**ACTIVITY**: Return each entry exactly, with none missing.
[MATERIAL FOR THIS EXERCISE — start]
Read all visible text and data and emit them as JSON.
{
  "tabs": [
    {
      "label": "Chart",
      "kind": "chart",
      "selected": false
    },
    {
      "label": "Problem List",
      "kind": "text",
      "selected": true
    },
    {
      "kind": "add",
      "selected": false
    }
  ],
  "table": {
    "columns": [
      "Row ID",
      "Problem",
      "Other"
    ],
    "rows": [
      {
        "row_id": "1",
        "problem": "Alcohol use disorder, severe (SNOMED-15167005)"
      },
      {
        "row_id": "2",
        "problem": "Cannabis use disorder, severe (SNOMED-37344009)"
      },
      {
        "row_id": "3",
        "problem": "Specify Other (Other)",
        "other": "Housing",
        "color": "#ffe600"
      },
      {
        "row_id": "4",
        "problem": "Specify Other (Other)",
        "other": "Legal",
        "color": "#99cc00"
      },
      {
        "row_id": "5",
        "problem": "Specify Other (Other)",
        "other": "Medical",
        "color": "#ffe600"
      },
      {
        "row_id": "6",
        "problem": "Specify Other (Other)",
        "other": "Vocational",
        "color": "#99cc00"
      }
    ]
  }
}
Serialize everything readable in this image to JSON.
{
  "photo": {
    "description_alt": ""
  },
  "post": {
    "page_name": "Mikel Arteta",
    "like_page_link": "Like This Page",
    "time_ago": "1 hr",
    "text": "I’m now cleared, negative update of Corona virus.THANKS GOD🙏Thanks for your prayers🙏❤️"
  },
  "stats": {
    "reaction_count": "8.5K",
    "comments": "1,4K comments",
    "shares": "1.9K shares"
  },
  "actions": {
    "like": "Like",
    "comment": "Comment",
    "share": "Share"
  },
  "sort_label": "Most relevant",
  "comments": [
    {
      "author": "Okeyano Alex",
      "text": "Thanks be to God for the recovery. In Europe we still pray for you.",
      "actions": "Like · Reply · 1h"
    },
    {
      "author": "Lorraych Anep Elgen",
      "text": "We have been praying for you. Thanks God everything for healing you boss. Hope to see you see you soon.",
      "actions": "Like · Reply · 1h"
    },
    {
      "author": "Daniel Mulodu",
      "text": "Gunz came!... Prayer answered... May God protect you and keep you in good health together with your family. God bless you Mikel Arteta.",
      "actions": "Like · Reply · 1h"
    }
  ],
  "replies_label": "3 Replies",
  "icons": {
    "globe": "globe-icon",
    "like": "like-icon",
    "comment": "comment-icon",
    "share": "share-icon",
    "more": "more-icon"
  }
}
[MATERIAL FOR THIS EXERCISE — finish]
**ANSWER AREA**:
Read all visible text and data and emit them as JSON.
{
  "tabs": [
    {
      "label": "Chart",
      "kind": "chart",
      "selected": false
    },
    {
      "label": "Problem List",
      "kind": "text",
      "selected": true
    },
    {
      "kind": "add",
      "selected": false
    }
  ],
  "table": {
    "columns": [
      "Row ID",
      "Problem",
      "Other"
    ],
    "rows": [
      {
        "row_id": "1",
        "problem": "Alcohol use disorder, severe (SNOMED-15167005)"
      },
      {
        "row_id": "2",
        "problem": "Cannabis use disorder, severe (SNOMED-37344009)"
      },
      {
        "row_id": "3",
        "problem": "Specify Other (Other)",
        "other": "Housing",
        "color": "#ffe600"
      },
      {
        "row_id": "4",
        "problem": "Specify Other (Other)",
        "other": "Legal",
        "color": "#99cc00"
      },
      {
        "row_id": "5",
        "problem": "Specify Other (Other)",
        "other": "Medical",
        "color": "#ffe600"
      },
      {
        "row_id": "6",
        "problem": "Specify Other (Other)",
        "other": "Vocational",
        "color": "#99cc00"
      }
    ]
  }
}
Serialize everything readable in this image to JSON.
{
  "photo": {
    "description_alt": ""
  },
  "post": {
    "page_name": "Mikel Arteta",
    "like_page_link": "Like This Page",
    "time_ago": "1 hr",
    "text": "I’m now cleared, negative update of Corona virus.THANKS GOD🙏Thanks for your prayers🙏❤️"
  },
  "stats": {
    "reaction_count": "8.5K",
    "comments": "1,4K comments",
    "shares": "1.9K shares"
  },
  "actions": {
    "like": "Like",
    "comment": "Comment",
    "share": "Share"
  },
  "sort_label": "Most relevant",
  "comments": [
    {
      "author": "Okeyano Alex",
      "text": "Thanks be to God for the recovery. In Europe we still pray for you.",
      "actions": "Like · Reply · 1h"
    },
    {
      "author": "Lorraych Anep Elgen",
      "text": "We have been praying for you. Thanks God everything for healing you boss. Hope to see you see you soon.",
      "actions": "Like · Reply · 1h"
    },
    {
      "author": "Daniel Mulodu",
      "text": "Gunz came!... Prayer answered... May God protect you and keep you in good health together with your family. God bless you Mikel Arteta.",
      "actions": "Like · Reply · 1h"
    }
  ],
  "replies_label": "3 Replies",
  "icons": {
    "globe": "globe-icon",
    "like": "like-icon",
    "comment": "comment-icon",
    "share": "share-icon",
    "more": "more-icon"
  }
}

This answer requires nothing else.